Great movie trailers are something of a lost art. While we are overloaded with ads for every new big-budget movie these days, they’re getting more obnoxious, cacophonous, and ruinous. Depending on the movie, you can go onto its website or YouTube and see a handful of TV spots—most of which repurpose the same shots, action, and dialogue, but tweak them ever so slightly to stand out—as well as teaser trailers and full trailers that often lay out a movie’s entire plot. If they don’t, they’re almost certainly going to show you some of the most impressive bits of action or the funniest jokes. It feels as if we’ve been clucking our tongues at trailers that spoil the films they sell since the advent of the Internet. So why, exactly, should we watch trailers for movies we know we’re going to see? [Read more...]

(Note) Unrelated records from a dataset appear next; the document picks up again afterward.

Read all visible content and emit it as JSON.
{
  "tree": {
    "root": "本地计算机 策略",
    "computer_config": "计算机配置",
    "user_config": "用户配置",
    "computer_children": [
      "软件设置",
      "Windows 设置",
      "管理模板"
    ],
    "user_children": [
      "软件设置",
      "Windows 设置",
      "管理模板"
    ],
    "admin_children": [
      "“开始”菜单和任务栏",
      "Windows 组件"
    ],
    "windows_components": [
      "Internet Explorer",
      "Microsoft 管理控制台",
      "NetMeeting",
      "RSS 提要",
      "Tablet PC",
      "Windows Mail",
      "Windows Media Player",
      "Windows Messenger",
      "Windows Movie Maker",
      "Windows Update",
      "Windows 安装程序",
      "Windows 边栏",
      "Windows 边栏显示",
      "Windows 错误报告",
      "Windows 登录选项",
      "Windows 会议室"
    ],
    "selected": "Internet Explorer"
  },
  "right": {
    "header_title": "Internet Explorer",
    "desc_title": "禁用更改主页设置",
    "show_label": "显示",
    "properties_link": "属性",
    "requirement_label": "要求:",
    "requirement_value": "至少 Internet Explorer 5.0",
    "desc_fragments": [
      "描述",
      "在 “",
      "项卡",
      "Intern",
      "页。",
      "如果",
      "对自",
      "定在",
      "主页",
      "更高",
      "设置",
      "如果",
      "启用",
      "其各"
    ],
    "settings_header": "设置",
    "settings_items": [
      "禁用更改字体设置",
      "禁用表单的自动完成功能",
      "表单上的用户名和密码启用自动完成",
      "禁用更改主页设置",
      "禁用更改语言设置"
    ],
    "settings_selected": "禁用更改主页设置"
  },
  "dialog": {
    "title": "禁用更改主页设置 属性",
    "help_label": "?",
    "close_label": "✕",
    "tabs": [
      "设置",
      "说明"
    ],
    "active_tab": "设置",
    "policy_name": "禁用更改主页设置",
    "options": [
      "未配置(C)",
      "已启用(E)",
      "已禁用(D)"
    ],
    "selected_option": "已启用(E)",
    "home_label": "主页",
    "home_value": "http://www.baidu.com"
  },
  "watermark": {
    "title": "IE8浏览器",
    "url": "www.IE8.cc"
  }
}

According to Variety, Paramount shuffled some release dates around yesterday, which is fairly common in the film industry. Disney and Pixar have surely taken notice as zombie film World War Z, which is being adapted from the popular Max Brooks novel, has been pushed from this holiday season to June 21, 2013, a date that Pixar’s Monsters University originally had all to itself. If the change holds up, it looks like monsters will be battling some zombies for the box office crown that weekend. [Read more...]
At a 20th Anniversary screening of City Slickers on Friday night, Billy Crystal had a chance to speak about his upcoming role in the prequel film, Monsters University. Returning as the voice of the hilarious Mike Wazowski, Crystal spoke with Geoff Boucher of the Los Angeles Times’ Hero Complex blog, who moderated the event. Apparently, the actor had just finished working on an extensive voicing session for the film, and his voice was a bit hoarse. Read on for some thought from Billy Crystal on the highly anticipated Monsters University! [Read more...]
Scott Clark, who has previously served as a supervising animator on such Pixar films as Cars and Up, is back at it again as he announced earlier today that he is “supervising the animation team on Monsters University.” The only other crew member that has been officially announced for the film is Dan Scanlon, who is directing the film for release in 2013. [Read more...]
Box Office Mojo, which has made announcements of release date changes rather often, shared that the prequel film to Monsters, Inc., Monsters University, has been pushed back from November, 2012 to June, 2013. Next year would have been the first time that Disney/Pixar was set to release two feature films in one year, an exciting feat. The second release date change for the film (it was originally pushed up a few weeks) does not mean the film is headed for a disaster, as the extra time likely gives the studio more time to maintain the quality of film that audiences around the world have come to respect. [Read more...]
CinemaCon is an event where studios preview their upcoming titles to theater owners. Last year, when the event was still called ShoWest, it was reported that many in attendance cried during a screening of an unfinished copy of Toy Story 3. That was our first clue that the studio had created another fantastic film. This year, Disney has shared something else, in the form of an official title. We already knew another Monsters, Inc. film was coming but now we have an actual title: Monsters University. [Read more...]